<p>When my children were in Quaker elementary school the title Teacher, as in Tr. Jane or Tr. Lee, was one of respect. Now I have one child in a HS that uses first names, one that does not. And one PhD HS teacher is known affectionately as "Doc".</p>

<p>When I was a graduate student, there was a sort of unofficial rule that after you got your Ph.D., it was acceptable to have people, including students, call you Dr. for one year, and one year only. After that period, yes, we graduate students found it somewhat pretentious for someone to keep on insisting on having the title used. I only used it for making airplane reservations.</p>

<p>Garland, I agree it's odd in the midwest where I'm located now to address a professor (PhD) as doctor, but it does happen -- actually sometimes I get introduced that way at non-academic events. Sometimes suck-up students will address me as doctor, but I know what they're trying to do!</p>

<p>I also have to confess that when I took my first academic appointment, which was at a university in the south, I was still ABD, and therefore being addressed as "doctor" by students and staff was an embarrassing reminder that I'd damn well better finish my dissertation. When I did in fact finish it up in January of my first year, I felt that I'd finally earned the title (at least at that university).</p>

<p>We had an aquaintance that insisted on being called "dr" but in an area where there seems to be a fairly high percentage of post grad education, it seems unecessary to cling to a title. It can be assumed that someone has a doctorate in many fields given the level of their job/research, when somebody insists on using it, it just makes them sound insecure. I see people using titles at work, but socializing , no.</p>

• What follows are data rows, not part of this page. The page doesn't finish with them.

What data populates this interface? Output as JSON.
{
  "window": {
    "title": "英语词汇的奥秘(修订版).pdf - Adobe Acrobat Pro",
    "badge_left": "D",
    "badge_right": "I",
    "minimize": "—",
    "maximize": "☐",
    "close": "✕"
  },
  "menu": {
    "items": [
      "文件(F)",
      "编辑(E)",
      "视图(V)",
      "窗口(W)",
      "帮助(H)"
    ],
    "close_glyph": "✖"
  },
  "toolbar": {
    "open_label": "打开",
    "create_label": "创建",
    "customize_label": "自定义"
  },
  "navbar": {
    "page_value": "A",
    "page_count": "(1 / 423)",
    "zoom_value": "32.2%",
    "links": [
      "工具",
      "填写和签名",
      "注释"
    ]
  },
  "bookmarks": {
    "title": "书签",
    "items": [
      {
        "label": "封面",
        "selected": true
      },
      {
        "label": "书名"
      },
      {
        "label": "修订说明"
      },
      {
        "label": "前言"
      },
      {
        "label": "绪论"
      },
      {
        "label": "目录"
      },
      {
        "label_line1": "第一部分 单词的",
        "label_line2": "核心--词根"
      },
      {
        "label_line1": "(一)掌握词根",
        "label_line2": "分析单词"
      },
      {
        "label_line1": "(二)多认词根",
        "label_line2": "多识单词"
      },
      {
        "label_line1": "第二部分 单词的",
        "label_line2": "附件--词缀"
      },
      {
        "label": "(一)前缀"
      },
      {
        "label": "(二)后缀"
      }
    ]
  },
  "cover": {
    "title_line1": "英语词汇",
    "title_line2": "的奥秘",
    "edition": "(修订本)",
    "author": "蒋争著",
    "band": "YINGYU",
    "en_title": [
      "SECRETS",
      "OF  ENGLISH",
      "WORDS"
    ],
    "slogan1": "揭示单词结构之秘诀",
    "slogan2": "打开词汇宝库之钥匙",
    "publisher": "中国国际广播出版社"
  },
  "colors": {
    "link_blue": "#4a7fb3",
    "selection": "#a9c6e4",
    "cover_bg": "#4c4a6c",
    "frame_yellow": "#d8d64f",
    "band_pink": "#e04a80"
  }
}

<p>I've been addressed by all three: Dr., Professor, and Ms. The Ms. was at an East Coast LAC where no one used titles. I would say that Professor is safest for you in your situation. I think that most people with doctorates feel it's pretentious to use the title Dr. outside of the campus environment. My husband and I have doctorates and the only people who ever refer to us as Dr. are his parents, who are very hung up on the supposed prestige of it. (We laugh about it). Once, my father-in-law had given our names to some type of investment salesman, who called our home with a sales pitch. (Our degrees are in economics, btw, so this was not welcome). My husband took the call and the man continually referred to him as Dr. My husband began asking a lot of in-depth questions about these investments and finally the salesman said, "Look Dr., don't ask me about how I run my business and I won't ask you how you run your hospital!" :)</p>